§ Task objective:
Copy the result of filtering the entries below for lines that include the string "this".

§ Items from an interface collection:
——————
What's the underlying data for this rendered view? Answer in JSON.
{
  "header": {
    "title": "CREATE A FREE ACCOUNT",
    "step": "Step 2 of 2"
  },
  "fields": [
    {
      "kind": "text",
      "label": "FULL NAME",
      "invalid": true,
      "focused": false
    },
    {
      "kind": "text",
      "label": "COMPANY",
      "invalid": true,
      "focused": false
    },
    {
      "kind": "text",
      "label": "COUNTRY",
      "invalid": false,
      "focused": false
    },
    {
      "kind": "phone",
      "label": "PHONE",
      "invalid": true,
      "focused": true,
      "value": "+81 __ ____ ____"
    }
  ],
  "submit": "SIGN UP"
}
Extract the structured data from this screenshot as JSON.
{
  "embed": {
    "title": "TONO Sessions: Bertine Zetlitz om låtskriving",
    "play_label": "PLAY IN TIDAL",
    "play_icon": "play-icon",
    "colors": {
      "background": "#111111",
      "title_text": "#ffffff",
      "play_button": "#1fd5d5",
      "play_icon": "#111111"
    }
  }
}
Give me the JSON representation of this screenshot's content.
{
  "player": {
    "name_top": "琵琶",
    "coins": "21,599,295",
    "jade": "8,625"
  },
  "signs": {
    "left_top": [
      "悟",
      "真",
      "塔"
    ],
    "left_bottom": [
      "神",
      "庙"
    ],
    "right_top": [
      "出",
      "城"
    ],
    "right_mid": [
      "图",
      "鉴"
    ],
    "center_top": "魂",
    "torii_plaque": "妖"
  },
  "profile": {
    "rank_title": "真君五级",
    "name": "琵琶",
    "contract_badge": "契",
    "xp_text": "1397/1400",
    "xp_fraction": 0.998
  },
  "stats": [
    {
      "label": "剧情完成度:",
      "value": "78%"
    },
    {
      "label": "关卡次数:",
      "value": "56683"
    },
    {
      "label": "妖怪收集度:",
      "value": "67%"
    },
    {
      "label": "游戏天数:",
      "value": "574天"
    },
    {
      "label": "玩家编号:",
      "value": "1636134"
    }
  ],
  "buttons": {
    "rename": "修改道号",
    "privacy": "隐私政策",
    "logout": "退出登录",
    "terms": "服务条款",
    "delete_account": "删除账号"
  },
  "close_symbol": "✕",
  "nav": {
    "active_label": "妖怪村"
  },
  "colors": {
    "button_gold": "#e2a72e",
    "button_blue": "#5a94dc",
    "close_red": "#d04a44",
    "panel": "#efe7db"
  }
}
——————
§ Response:
What's the underlying data for this rendered view? Answer in JSON.
Extract the structured data from this screenshot as JSON.
Give me the JSON representation of this screenshot's content.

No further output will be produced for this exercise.